Prior to joining Puig in 2021, after three years with LVMH, Ashley joined Google as global luxury account manager at the EMEA hub in Dublin, with a firm goal in mind: “I decided if I want to really be legitimate within the tech and luxury space, I needed to spend time within a tech company. And I had three things that I wanted to become an expert on, and that was Search, YouTube and Display,” she says, explaining why she needed to know each one inside-out. “When it comes to Search, what we mean is, when a luxury client searches for goods online, luxury brands need to ensure the entire experience – from the moment of a Google search until the purchasing transaction – is to the highest standard,” she continues. “The technical sophistication and creativity, combined with multi-billion-euro annual advertising budgets from within the industry, mean the search game within luxury is highly competitive as well as lucrative.
“Secondly, YouTube. YouTube is the second largest search engine globally after Google – it’s also the world’s leading beauty content platform. For years, brands have been leveraging ads within YouTube to hyper-target potential luxury clients with cutting-edge campaigns that convert YouTube users into luxury consumers.
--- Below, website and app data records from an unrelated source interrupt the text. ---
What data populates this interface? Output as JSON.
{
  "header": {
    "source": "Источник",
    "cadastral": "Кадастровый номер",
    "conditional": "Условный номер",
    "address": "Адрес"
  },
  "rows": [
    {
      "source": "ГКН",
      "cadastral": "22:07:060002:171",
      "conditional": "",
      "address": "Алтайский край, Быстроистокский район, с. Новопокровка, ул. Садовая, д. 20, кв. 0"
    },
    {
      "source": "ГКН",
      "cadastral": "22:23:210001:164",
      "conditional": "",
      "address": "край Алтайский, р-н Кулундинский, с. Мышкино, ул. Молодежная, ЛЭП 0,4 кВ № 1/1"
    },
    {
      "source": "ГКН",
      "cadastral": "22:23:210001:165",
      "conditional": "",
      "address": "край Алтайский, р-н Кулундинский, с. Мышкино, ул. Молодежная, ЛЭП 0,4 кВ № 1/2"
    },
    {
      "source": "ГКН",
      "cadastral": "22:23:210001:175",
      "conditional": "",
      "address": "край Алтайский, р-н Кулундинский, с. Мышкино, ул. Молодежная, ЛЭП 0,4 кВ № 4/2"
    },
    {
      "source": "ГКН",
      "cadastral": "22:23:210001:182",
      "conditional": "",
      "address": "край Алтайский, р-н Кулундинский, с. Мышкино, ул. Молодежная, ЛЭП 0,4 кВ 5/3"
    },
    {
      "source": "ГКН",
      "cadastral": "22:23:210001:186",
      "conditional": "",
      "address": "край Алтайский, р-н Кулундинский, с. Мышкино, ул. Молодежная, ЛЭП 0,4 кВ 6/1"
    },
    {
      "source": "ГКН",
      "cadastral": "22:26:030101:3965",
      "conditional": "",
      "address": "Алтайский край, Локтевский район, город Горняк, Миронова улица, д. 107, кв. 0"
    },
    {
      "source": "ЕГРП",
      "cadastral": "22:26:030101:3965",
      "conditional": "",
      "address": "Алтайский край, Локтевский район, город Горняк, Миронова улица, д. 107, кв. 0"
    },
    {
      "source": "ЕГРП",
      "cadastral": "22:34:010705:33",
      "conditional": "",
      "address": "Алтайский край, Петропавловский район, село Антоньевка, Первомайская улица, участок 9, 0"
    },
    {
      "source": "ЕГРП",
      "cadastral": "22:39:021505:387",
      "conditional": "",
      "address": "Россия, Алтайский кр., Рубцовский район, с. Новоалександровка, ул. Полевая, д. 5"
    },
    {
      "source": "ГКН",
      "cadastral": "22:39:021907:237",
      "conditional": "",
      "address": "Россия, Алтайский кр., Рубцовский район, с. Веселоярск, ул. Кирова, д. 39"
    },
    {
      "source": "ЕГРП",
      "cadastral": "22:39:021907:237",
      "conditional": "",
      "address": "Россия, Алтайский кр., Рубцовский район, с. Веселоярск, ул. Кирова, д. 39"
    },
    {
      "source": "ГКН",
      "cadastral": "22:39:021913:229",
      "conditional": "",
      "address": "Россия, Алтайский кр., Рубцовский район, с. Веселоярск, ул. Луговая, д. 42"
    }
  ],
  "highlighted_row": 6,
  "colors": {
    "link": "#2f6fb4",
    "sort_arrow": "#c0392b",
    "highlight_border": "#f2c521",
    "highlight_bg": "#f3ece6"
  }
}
Lastly, Display. Google owns the world’s largest online display advertising network, and through real-time bidding, allows luxury brands to launch global but localised visual campaigns across the internet to reach potential luxury clients with the right message, at the right time.”
There are some misconceptions about the luxury fashion industry, Ashley adds: “Although the luxury industry, particularly the fashion side, can be mistaken as highly competitive for both talent and brands, with a lack of opportunity for growth, the reality is very different. The global luxury goods market is expected to increase from US$309.6 billion in 2021 to US$382.6 billion in 2025, with luxury fashion representing around one-third of the entire luxury goods market. French and Italian brands dominate this space; however, the rise in demand for niche, emerging and fresh brands means there is a gap in the market for additional countries to claim their space on a global stage – the perfect opportunity for Irish brands to establish themselves.”
Ashley is passionate about her Irish roots and Irish design, citing Gabrielle Malone, Caoimhe Murphy and Sorcha O’Raghallaigh as favourites. “When I was 19, I left the country. And I never really went back. So I wanted to have a stronger link with Ireland and bring some of the digital expertise that I’ve been lucky to be exposed to back.” In March this year, she became chairperson of Digital Business Ireland. “In Ireland, we’re known for two things globally – our hospitality and our storytelling, and what better way to showcase that than with luxury fashion? Because we can tell a story through clothing.”
Read more about Ashley’s career here. This article originally appeared in the Autumn issue of IMAGE. Photography by Zoe Ardiff.